Monday, 5 April 2021

Few and far between

Despite lockdown easing, visits to the patch (and therefore blog posts) have been few and far between and there's even fewer photos as I've damaged my hand and can't use the SLR until it's a bit better.

I did start my new challenge last weekend which is to map the breeding birds of the Druridge Links side of the reserve using a territory mapping technique similar to the Common Bird Census. This involves mapping all of the birds encountered during morning visits, along a set transects. The maps are then compiled by species to give rough territories for each species throughout the breeding season Visit should be roughly ten-days apart. Below is a sample of a visit map. 

Mapping sample

I'll pull all of the results together at the end of the season and produce some bonny maps. As well as a challenge, this survey is useful to show how management of the site affects bird populations. The survey should be roughly comparable to one I did ten years ago.

Mute Swan  - not a census species!

Otherwise migration has been slow to get going. Although a Swallow on 30th March was very early. It was 18 degrees back then, it was -8 (felt like) this morning with a light dusting of snow and a hard frost.

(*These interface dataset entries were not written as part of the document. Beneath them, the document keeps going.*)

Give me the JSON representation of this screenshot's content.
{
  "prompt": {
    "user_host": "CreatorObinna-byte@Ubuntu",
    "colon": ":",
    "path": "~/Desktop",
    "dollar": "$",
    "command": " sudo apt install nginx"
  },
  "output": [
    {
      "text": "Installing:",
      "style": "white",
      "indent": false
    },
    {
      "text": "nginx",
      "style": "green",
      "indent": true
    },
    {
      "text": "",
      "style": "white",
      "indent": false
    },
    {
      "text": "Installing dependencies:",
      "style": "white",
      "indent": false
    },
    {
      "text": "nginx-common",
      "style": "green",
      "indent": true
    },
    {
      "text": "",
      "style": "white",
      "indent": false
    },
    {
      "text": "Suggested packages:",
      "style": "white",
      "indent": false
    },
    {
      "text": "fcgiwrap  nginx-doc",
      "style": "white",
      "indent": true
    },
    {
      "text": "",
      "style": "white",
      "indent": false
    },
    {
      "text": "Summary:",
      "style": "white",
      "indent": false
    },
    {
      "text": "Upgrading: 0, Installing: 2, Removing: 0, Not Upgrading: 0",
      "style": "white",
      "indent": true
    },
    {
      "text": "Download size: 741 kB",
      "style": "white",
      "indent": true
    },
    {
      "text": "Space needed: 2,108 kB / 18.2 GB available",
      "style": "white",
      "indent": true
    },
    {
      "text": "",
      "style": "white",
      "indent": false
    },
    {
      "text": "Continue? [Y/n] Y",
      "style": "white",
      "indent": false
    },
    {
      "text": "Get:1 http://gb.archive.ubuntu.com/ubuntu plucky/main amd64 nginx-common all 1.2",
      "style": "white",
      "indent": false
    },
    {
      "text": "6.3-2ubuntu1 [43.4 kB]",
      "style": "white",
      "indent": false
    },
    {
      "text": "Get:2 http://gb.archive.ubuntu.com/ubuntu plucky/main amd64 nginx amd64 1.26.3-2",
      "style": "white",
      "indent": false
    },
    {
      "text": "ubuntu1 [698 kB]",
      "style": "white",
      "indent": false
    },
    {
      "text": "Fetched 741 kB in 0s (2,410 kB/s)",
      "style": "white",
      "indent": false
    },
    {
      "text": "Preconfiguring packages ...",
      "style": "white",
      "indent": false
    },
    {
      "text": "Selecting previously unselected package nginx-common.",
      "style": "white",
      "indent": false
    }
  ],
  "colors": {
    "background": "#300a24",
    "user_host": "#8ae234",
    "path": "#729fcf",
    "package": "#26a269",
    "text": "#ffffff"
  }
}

The Budge field is attracting decent numbers of waders including Black-tailed Godwits, Snipe, Avocet, Ruff (up to six) and a single Little Ringed Plover. Several Lapwings are already on eggs.

As I can't manage the SLR at the moment, here are two photos taken with the  TG6.

False Puffball Reticularia lycoperdon growing on a willow stump

Bracket fungus  - Trametes versicolor